3)   Being a “Foreigner”: 

As I attempted to prepare myself for Cuba in the months leading up to my departure, I did a lot of reading to learn from the experiences of past travelers.  Having already read practically every travel narrative available on Cuba (See previous post: “The Travel Narrative as Source”), I chose instead to search the internet, reading travel forums on Lonely Planet and everything I could find by Conner Gorry, another American woman/writer from a big city (she is a New Yorker) living in Cuba (see her blog at http://hereishavana.wordpress.com).

In many of Conner’s posts and interviews she mentioned the loss of anonymity that comes with living in Cuba.  I did not fully grasp this concept until my arrival.  In my personal experience here thus far, what I assume she was referring to is this:  In Chicago, I am just another blonde walking down the street or sitting on the bus or waiting in line at the store…I have always been, as the saying goes, “just another face in the crowd.”  I recognized before my departure that is unlikely that I will ever “blend in” in Cuba as a tall, fair-skinned, blonde-haired, blue-eyed, American-accented woman.  But I expected I would appreciate the attention, so I brushed it off as a non-issue.  Yet if I have a single complaint to this point about life in Cuba it is specifically this loss of anonymity.  Here, I am not “just another” blonde on the street, on the guagua or in line at the store, I am, in many cases, the only (natural) blonde everywhere I go.  Because of this, I experience a range of looks and comments ranging from interest to flirtation to annoyance at my very presence.  It is an incredibly uneasy feeling, but I am sure I will eventually adjust.

4)   Breaking Old Routines:

Though I cannot speak for every one of my fellow US Americans, it is safe to say that most of us have a daily or weekly “routine” of some sort, that we follow with varying degrees of diligence.  These routines may include a morning run to Starbucks, a quick workout at Lifetime Fitness over your lunch break, a standing Saturday morning appointment at the nail salon, a Single Malt Scotch after a long day at the office, a nice warm bubble bath when you are not feeling well, a bagel and cream cheese for breakfast and apple pie for dessert.  Guess what?  NONE of that exists here.

For me personally, this has been fantastic.  When I went to Starbucks I always ordered strong black coffee for 25x the cost of a cup of Cuban coffee that tasted better and wakes me up quicker.  I am just as happy to get in an a.m. run along the Malecon and work out my glutes walking up the stairs of the University of Havana (and occasionally up the 16 floors of my apartment building when the elevator decides it is time for a break).  I am getting to be quite good at doing my own nails…though I wish I had thought to bring nail polish remover with me to Cuba, as I have yet to find it anywhere.  While I do LOVE a nice petey dose of Laphroig at the end of a long day, I love coffee even more, and in Cuba you can drink coffee all day long.  Who needs a bathtub when you have the ocean?

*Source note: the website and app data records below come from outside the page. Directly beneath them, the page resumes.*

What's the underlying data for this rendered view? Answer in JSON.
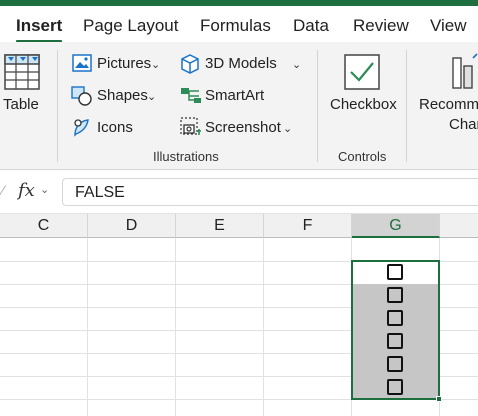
{
  "tabs": [
    "Insert",
    "Page Layout",
    "Formulas",
    "Data",
    "Review",
    "View"
  ],
  "ribbon": {
    "table_label": "Table",
    "illustrations": {
      "pictures": "Pictures",
      "shapes": "Shapes",
      "icons": "Icons",
      "models3d": "3D Models",
      "smartart": "SmartArt",
      "screenshot": "Screenshot",
      "group_label": "Illustrations"
    },
    "controls": {
      "checkbox": "Checkbox",
      "group_label": "Controls"
    },
    "charts": {
      "recommended_line1": "Recomm",
      "recommended_line2": "Char"
    }
  },
  "formula_bar": {
    "fx_label": "fx",
    "value": "FALSE"
  },
  "sheet": {
    "columns": [
      "C",
      "D",
      "E",
      "F",
      "G"
    ],
    "selected_column": "G",
    "checkbox_cells": 6,
    "accent_color": "#1e6f3f",
    "selection_fill": "#c6c6c6"
  }
}
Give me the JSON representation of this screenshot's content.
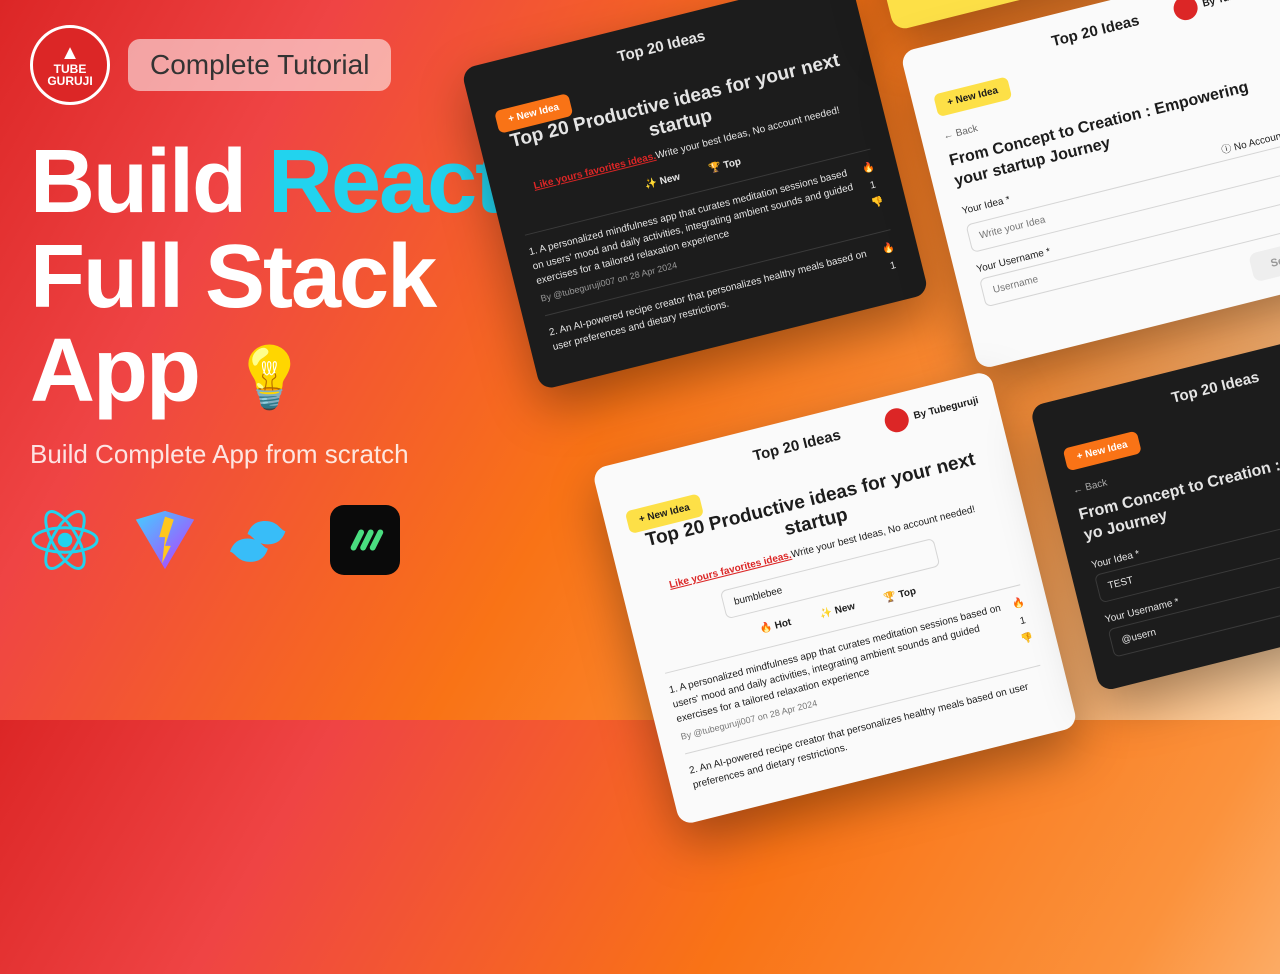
{
  "logo": {
    "line1": "TUBE",
    "line2": "GURUJI"
  },
  "tutorial_badge": "Complete Tutorial",
  "title": {
    "pre": "Build ",
    "react": "React",
    "rest1": "Full Stack",
    "rest2": "App"
  },
  "subtitle": "Build Complete App from scratch",
  "cards": {
    "top_ideas": "Top 20 Ideas",
    "new_idea": "+ New Idea",
    "heading": "Top 20 Productive ideas for your next startup",
    "subhead_red": "Like yours favorites ideas.",
    "subhead_rest": "Write your best Ideas, No account needed!",
    "theme_bumblebee": "bumblebee",
    "tag_hot": "🔥 Hot",
    "tag_new": "✨ New",
    "tag_top": "🏆 Top",
    "idea1": "1. A personalized mindfulness app that curates meditation sessions based on users' mood and daily activities, integrating ambient sounds and guided exercises for a tailored relaxation experience",
    "idea2": "2. An AI-powered recipe creator that personalizes healthy meals based on user preferences and dietary restrictions.",
    "byline": "By @tubeguruji007 on 28 Apr 2024",
    "vote": "1",
    "by_tube": "By Tubeguruji",
    "back": "← Back",
    "form_title": "From Concept to Creation : Empowering your startup Journey",
    "label_idea": "Your Idea *",
    "label_user": "Your Username *",
    "no_account": "ⓘ No Account Ne",
    "placeholder_idea": "Write your Idea",
    "placeholder_user": "Username",
    "value_test": "TEST",
    "value_user": "@usern",
    "send": "Send ➤",
    "form_title_short": "From Concept to Creation : Empowering yo Journey"
  }
}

I may not have bagels but Cuban bread and tortilla is delicious, and in time I think guayaba may replace apples on my list of favorite fruits.  It is all a matter of perspective and keeping an open mind…which brings me to my final point:

5)   Mental Outlook:

Wherever you are traveling, for whatever purpose, regardless of the duration, try to keep an open mind and be positive.

Consider yourself fortunate to have the opportunity to travel when so many in the world never leave their hometowns.

Take advantage of the opportunity to learn a new language.

Study a new culture.

Learn about other societal values and beliefs.

Make observations.

Make new friends.



Realize that every experience has the potential to teach you something new about the world and about yourself.

Have a thick skin and a strong sense of curiosity.

Take pictures.

Wear sunscreen!


View of the Malecon from the balcony of my apartment in el Vedado